“The transition from the manufactory to the factory,” wrote V. I. Lenin, “signifies a complete technical revolution, which does away with the craftsman’s manual skill that has taken centuries to acquire, and this technical revolution is inevitably followed by the most thoroughgoing destruction of social production relations, by a final split among the various groups of participants in production,... an intensification and extension of all the dark apsects of capitalism, and at the same time by a mass socialisation of labour by capitalism” (Poln. sobr. soch., 5th ed., vol. 3, p. 455).
On the one hand, the capitalist factory is a social productive force that creates the opportunity to raise labor productivity and efficiency; on the other, it acts as the productive force of capital, which capital uses to exploit hired labor and obtain surplus value. The development of factory production has become characteristic of and the basis for the real subjugation of labor to capital, and it constitutes a factor in the increasing intensification of the labor of workers, who become a mere appendage of the machine. It fosters the creation of an industrial reserve army and the exacerbation of the basic contradiction of capitalism between the social character of production and the private-capitalist form of appropriation.
Factory production constantly changes as the means of labor are developed. Major advances have occurred in factory production as a result of contemporary scientific and technological progress—electrification, the transition to machinery with numerical program control, the appearance of production-line manufacturing, and the introduction of modern automated machinery, automatic transfer machines, and computers. The industrialization of agriculture, construction, and transportation leads to the spread of factory-production methods in these sectors. As a traditional form of enterprise, the factory or plant is being increasingly replaced by a complex of enterprises, to which the factory belongs as a production component; this reflects the processes of concentration and centralization and the socialization of production.

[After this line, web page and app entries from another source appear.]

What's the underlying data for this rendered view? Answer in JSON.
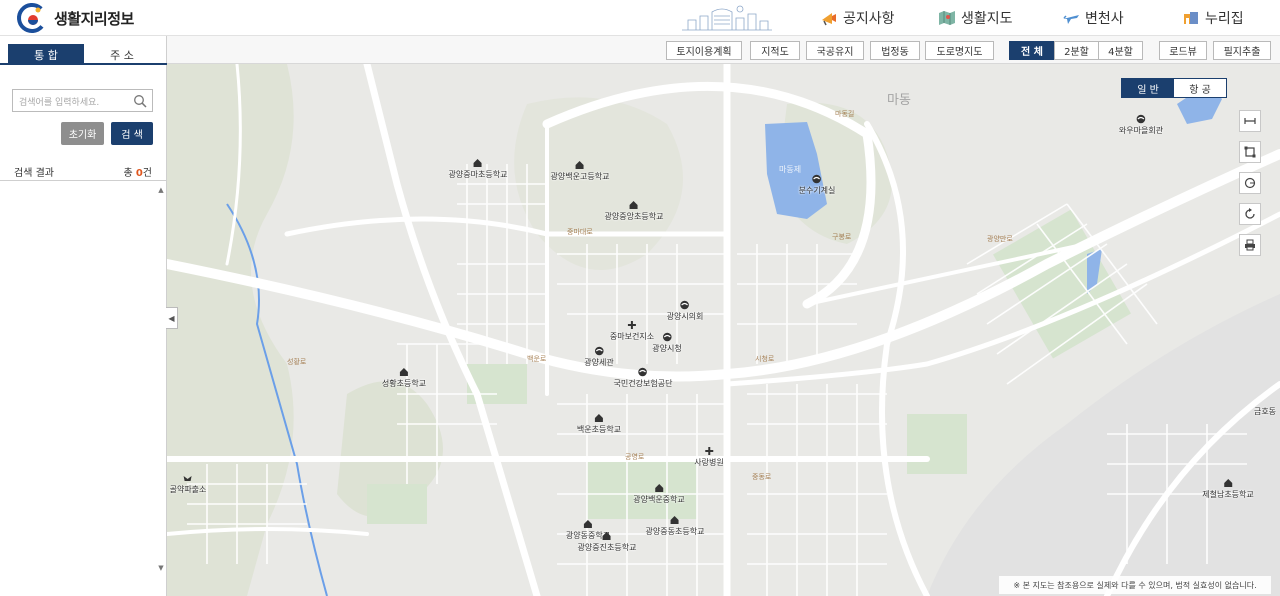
{
  "header": {
    "logo_text": "생활지리정보",
    "nav": [
      {
        "label": "공지사항",
        "icon": "notice-megaphone-icon"
      },
      {
        "label": "생활지도",
        "icon": "map-icon"
      },
      {
        "label": "변천사",
        "icon": "airplane-icon"
      },
      {
        "label": "누리집",
        "icon": "home-box-icon"
      }
    ]
  },
  "toolbar": {
    "layers": [
      "토지이용계획",
      "지적도",
      "국공유지",
      "법정동",
      "도로명지도"
    ],
    "split": [
      "전 체",
      "2분할",
      "4분할"
    ],
    "extra": [
      "로드뷰",
      "필지추출"
    ]
  },
  "left_panel": {
    "tabs": [
      "통 합",
      "주 소"
    ],
    "search_placeholder": "검색어를 입력하세요.",
    "reset_label": "초기화",
    "search_label": "검 색",
    "result_label": "검색 결과",
    "result_prefix": "총 ",
    "result_count": "0",
    "result_suffix": "건"
  },
  "map": {
    "map_types": [
      "일 반",
      "항 공"
    ],
    "notice": "※ 본 지도는 참조용으로 실제와 다를 수 있으며, 법적 실효성이 없습니다.",
    "area_label": "마동",
    "lake_label": "마동제",
    "pois": [
      {
        "name": "광양중마초등학교",
        "type": "school"
      },
      {
        "name": "광양백운고등학교",
        "type": "school"
      },
      {
        "name": "광양중앙초등학교",
        "type": "school"
      },
      {
        "name": "분수기계실",
        "type": "gov"
      },
      {
        "name": "와우마을회관",
        "type": "gov"
      },
      {
        "name": "광양시의회",
        "type": "gov"
      },
      {
        "name": "중마보건지소",
        "type": "hospital"
      },
      {
        "name": "광양시청",
        "type": "gov"
      },
      {
        "name": "광양세관",
        "type": "gov"
      },
      {
        "name": "국민건강보험공단",
        "type": "gov"
      },
      {
        "name": "성황초등학교",
        "type": "school"
      },
      {
        "name": "백운초등학교",
        "type": "school"
      },
      {
        "name": "사랑병원",
        "type": "hospital"
      },
      {
        "name": "골약파출소",
        "type": "police"
      },
      {
        "name": "광양백운중학교",
        "type": "school"
      },
      {
        "name": "광양동중학교",
        "type": "school"
      },
      {
        "name": "광양중동초등학교",
        "type": "school"
      },
      {
        "name": "광양중진초등학교",
        "type": "school"
      },
      {
        "name": "제철남초등학교",
        "type": "school"
      },
      {
        "name": "금호동",
        "type": "area"
      }
    ],
    "roads": [
      "중마대로",
      "백운로",
      "시청로",
      "공영로",
      "구봉로",
      "마동길",
      "중동로",
      "성황로",
      "광양만로"
    ]
  }
}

Highly developed, large-scale machine production in all the corresponding sectors of the national economy serves as the material-production basis for a socialist society. The socialist factory is based on public ownership and cooperative labor, that is, the labor of employees who are free from exploitation and who perform their work in the interests of the whole society. The planned organization of production on a scale that covers the entire national economy creates possibilities for the fullest possible use of the advantages of large-scale machine production. Such production becomes a universal form of social production in all branches of the national economy in the process of creating the material and technical basis for communism.
REFERENCESMarx, K. Kapital, vol. 1, chs. 11–13; vol. 3, ch. 27. Marx, K., and F. Engels. Soch., 2nd éd., vol. 23; vol. 25, part 1.
Marx, K. “Nishcheta filosofii.” Ibid., vol. 4.
Lenin, V. I. “Razvitie kapitalizma v Rossii.” In Poln. sobr. soch., 5th ed., vol. 3.
Tugan-Baranovskii, M. I. Russkaia fabrika v proshlom i nastoiashchem, 7th ed., vol. 1. Moscow, 1938.
Liashchenko, P. I. Istoriia narodnogo khoziaistva SSSR, 4th ed., vols. 1–2. Moscow, 1956.
D. G. PLAKHOTNAIA